The Question of Memoir Ownership

I helped a restaurant owner start writing his memoir. He previously published a book on business development and leadership based on lessons learned in the restaurant business and his other successful enterprises including manufacturing, screen printing, and radio broadcasting. Now, he wanted to write about the challenges of his personal life including growing up in a dysfunctional family, a failed marriage, rebellious children, and health issues that nearly killed him.

We signed an agreement to conduct weekly recorded interviews, the transcripts of which I edited for his review and approval chapter-by-chapter. After four months he decided he wanted to go in a different direction and we agreed I could not take him there. According to our agreement, he paid me for the work I did and I turned over to him all of the recordings, transcripts, completed and draft chapters, and file folders of research materials. They belonged to him.

Who is the Writer and Who is the Author?
When you are writing a memoir for someone else, you are the writer and the other person is the author. You are helping the author create something that belongs to the author, even if you do not have a written agreement. If a memoir book is published it will be copyrighted in the author’s name, not yours, and you may not receive credit on the cover. Cover credit can be negotiated, though, as seen in books with an as told to or with line beneath the author’s name. If there is no cover credit for the writer, the author may mention the writer’s name in the acknowledgements section. Writer credit or not, the legal owner of the work and the materials used in creating it is the one in whose name the work is copyrighted. In the United States, copyright occurs immediately when an original work is written and does not depend upon copyright registration.

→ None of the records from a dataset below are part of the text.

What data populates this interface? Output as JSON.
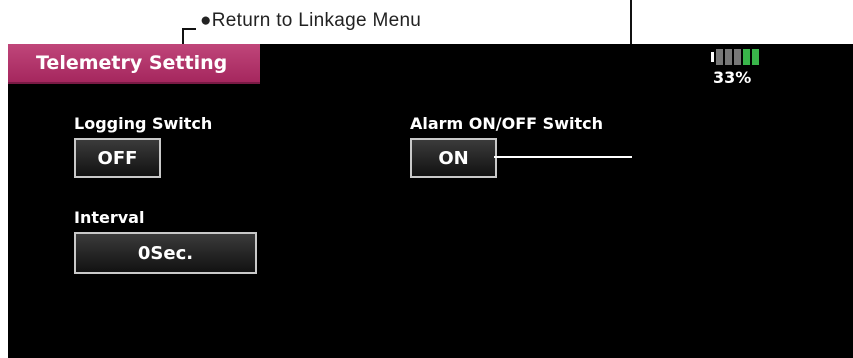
{
  "annotation": {
    "bullet": "●",
    "text": "Return to Linkage Menu"
  },
  "title": "Telemetry Setting",
  "battery": {
    "percent": "33%",
    "level": 0.33,
    "cell_colors": [
      "#777777",
      "#777777",
      "#777777",
      "#39b54a",
      "#39b54a"
    ]
  },
  "logging_switch": {
    "label": "Logging Switch",
    "value": "OFF"
  },
  "alarm_switch": {
    "label": "Alarm ON/OFF Switch",
    "value": "ON"
  },
  "interval": {
    "label": "Interval",
    "value": "0Sec."
  }
}
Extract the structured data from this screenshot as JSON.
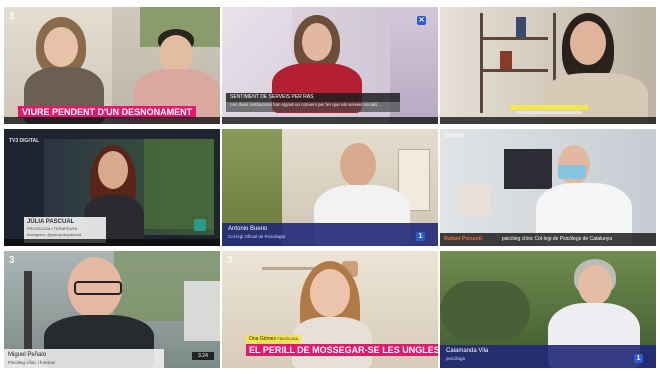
{
  "tiles": [
    {
      "channel_mark": "3",
      "banner": "VIURE PENDENT D'UN DESNONAMENT"
    },
    {
      "banner": "SENTIMENT DE SERVEIS PER RAS",
      "subtitle": "Les dues institucions han signat un conveni per fer que els serveis socials..."
    },
    {
      "caption": "",
      "caption_sub": ""
    },
    {
      "channel_mark": "TV3 DIGITAL",
      "name": "JÚLIA PASCUAL",
      "role": "PSICÒLOGA I TERAPEUTA",
      "handle": "Instagram: @psicojuliapascual"
    },
    {
      "name": "Antonio Bueno",
      "role": "Col·legi Oficial de Psicologia",
      "chan_badge": "1"
    },
    {
      "channel_mark": "betevé",
      "name": "Rafael Ponsetí",
      "role": "psicòleg clínic Col·legi de Psicòlegs de Catalunya"
    },
    {
      "channel_mark": "3",
      "name": "Miguel Peñalo",
      "role": "Psicòleg clínic i forense",
      "corner_mark": "3.24"
    },
    {
      "channel_mark": "3",
      "name": "Ona Gómez",
      "role": "PSICÒLOGA",
      "banner": "EL PERILL DE MOSSEGAR-SE LES UNGLES"
    },
    {
      "name": "Calamanda Vila",
      "role": "psicòloga",
      "chan_badge": "1"
    }
  ]
}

Some writers think because they are paid by the author they have created a work made for hire. Not necessarily. Work made for hire has specific limitations under United States Copyright law, including employer/employee relationships. Work made for hire is also known as corporate authorship, in which the employer is a corporation, organization, or individual. The completed work, be it a book, video, slide show, how-to manual, or software belongs to the employer. Microsoft’s Windows operating system is a useful example. Microsoft hired many programmers to develop the system and Microsoft is the legal owner.

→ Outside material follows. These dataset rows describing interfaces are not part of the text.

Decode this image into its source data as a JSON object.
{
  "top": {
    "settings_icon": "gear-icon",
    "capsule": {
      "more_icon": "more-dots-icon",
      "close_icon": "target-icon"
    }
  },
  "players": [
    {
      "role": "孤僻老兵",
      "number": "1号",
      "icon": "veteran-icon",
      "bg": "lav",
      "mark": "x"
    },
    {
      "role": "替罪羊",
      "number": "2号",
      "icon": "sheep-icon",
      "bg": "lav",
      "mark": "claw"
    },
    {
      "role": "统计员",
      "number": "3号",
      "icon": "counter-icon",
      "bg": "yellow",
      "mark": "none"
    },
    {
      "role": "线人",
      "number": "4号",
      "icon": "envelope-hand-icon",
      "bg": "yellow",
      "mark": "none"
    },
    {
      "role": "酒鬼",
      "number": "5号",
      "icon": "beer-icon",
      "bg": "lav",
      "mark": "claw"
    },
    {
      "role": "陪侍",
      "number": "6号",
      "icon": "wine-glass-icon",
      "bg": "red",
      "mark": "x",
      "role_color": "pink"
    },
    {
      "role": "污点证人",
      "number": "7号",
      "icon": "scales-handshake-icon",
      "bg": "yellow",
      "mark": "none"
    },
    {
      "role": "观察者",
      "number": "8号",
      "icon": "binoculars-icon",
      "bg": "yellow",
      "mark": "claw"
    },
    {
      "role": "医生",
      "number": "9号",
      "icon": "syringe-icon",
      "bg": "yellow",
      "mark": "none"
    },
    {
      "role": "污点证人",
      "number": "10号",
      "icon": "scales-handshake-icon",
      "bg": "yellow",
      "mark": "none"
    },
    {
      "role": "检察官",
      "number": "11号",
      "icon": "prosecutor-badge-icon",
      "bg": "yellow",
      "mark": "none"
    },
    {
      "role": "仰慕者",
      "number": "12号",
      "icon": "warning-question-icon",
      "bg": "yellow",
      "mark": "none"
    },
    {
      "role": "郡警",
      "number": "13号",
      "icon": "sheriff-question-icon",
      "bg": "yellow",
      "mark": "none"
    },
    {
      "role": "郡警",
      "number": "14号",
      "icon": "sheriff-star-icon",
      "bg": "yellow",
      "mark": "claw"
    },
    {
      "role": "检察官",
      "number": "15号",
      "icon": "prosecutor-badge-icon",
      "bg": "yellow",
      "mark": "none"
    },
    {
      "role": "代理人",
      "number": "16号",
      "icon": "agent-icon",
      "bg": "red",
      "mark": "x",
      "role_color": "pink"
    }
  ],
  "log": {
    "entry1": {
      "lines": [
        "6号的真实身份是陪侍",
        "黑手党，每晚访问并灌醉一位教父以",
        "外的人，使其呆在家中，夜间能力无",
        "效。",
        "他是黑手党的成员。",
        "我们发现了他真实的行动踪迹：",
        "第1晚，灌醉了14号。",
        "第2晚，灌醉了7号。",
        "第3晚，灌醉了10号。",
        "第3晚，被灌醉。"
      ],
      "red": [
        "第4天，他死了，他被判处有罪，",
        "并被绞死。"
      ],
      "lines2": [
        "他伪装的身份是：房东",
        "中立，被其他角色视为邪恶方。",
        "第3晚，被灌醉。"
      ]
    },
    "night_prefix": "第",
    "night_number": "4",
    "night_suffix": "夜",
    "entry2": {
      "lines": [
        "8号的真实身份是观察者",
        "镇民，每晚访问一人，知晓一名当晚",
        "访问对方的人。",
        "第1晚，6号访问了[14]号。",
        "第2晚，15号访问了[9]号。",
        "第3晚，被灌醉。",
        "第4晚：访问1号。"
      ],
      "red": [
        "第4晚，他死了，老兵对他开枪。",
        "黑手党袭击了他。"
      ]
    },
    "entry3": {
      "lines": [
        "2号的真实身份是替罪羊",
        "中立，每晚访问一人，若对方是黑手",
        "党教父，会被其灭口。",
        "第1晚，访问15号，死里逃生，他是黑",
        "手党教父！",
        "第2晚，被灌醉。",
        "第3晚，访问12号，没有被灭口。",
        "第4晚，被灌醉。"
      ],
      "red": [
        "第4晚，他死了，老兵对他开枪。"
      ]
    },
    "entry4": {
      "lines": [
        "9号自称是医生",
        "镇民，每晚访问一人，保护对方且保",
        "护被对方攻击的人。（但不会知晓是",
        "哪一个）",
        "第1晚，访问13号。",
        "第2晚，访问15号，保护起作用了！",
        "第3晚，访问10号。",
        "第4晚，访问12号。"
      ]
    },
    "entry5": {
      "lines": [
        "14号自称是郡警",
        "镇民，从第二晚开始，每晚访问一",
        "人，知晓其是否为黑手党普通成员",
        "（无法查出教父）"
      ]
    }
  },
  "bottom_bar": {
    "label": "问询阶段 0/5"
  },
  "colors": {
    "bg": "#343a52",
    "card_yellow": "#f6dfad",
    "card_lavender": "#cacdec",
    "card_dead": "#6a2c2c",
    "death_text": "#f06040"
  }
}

The U.S. Copyright Act of 1976 
The United States Copyright Act of 1976 has two tests for work made for hire:
“(1) a work prepared by an employee within the scope of his or her employment; or (2) a work specially ordered or commissioned for use as a contribution to a collective work, as a part of a motion picture or other audiovisual work, as a translation, as a supplementary work, as a compilation, as an instructional text, as a test, as answer material for a test, or as an atlas, if the parties expressly agree in a written instrument signed by them that the work shall be considered a work made for hire.” (17 U.S.C. § 101)

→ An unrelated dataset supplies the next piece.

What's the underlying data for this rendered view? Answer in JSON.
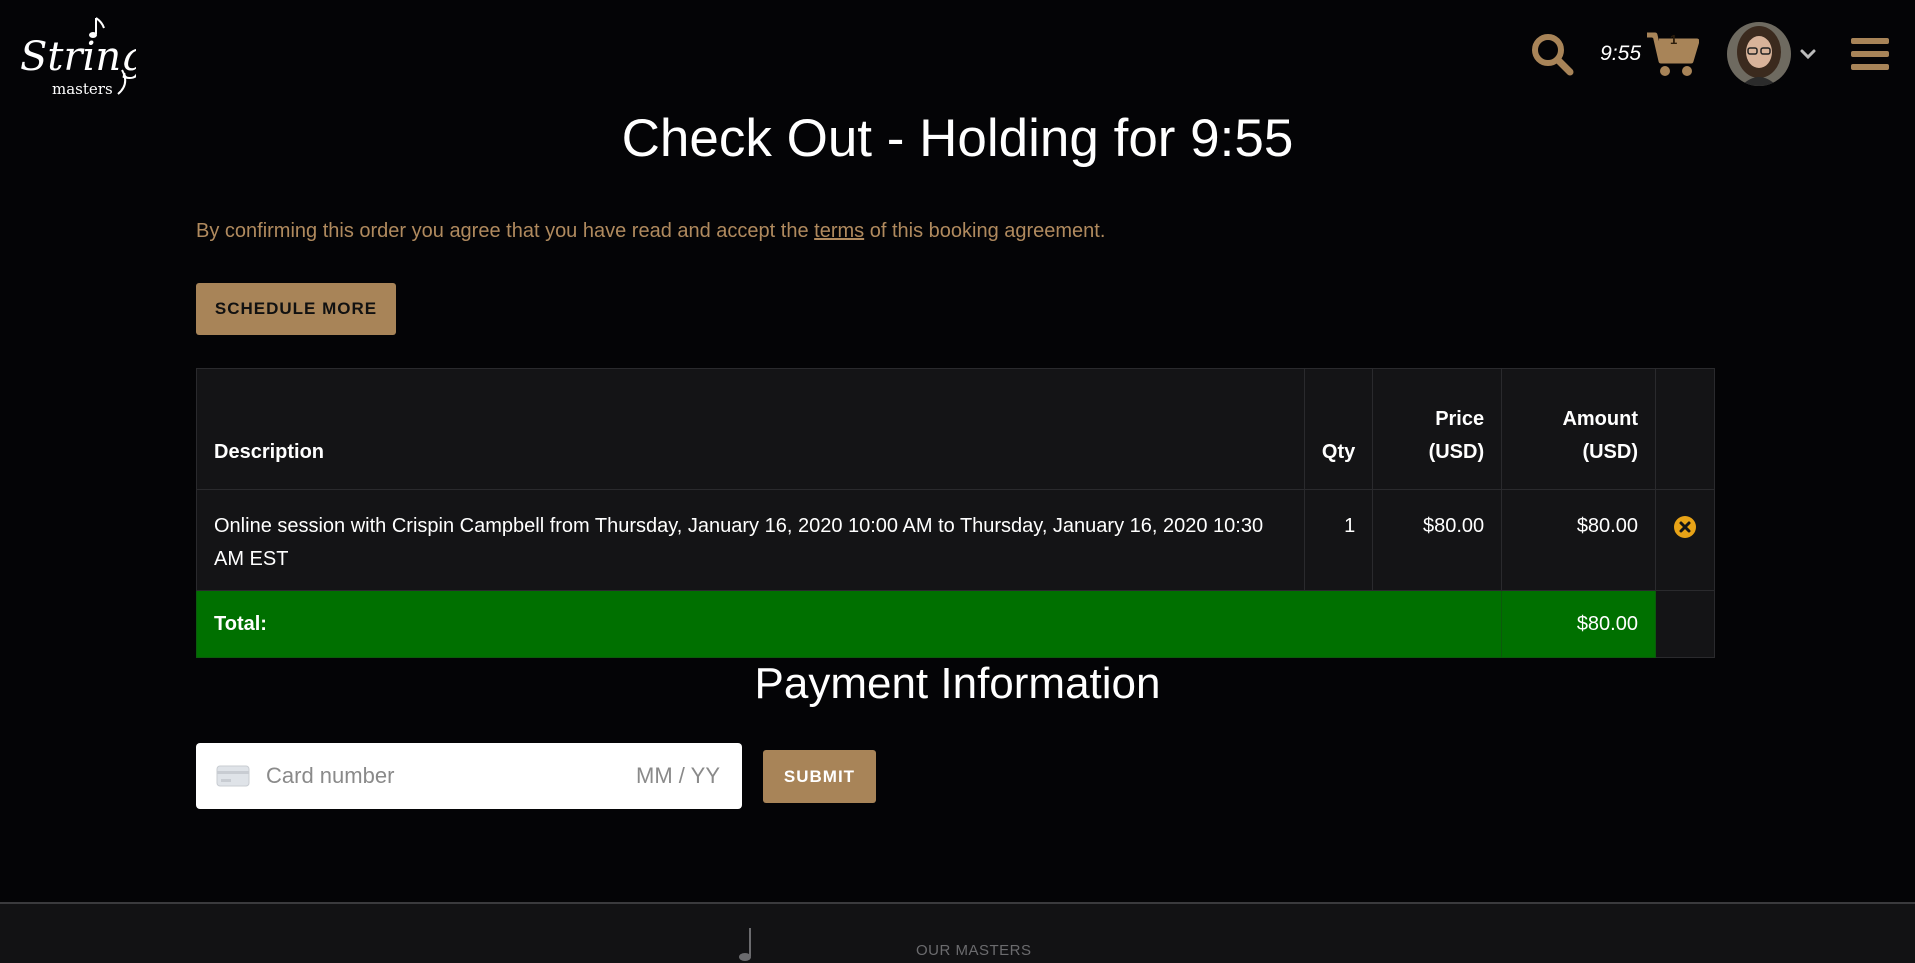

The work of a freelancer who writes memoirs is not considered work made for hire unless there is a signed instrument (agreement) the work is made for hire and the work falls within one of the limited categories in (2) above. 

For answers to frequently asked questions regarding copyright go to the Copyright Office website.  

For more on work made for hire see Works Made for Hire Under the 1976 Copyright Act.

File image.

What have been your experiences of ownership issues in writing memoirs? Let us know by selecting comments below or send an email.

No comments:

Post a Comment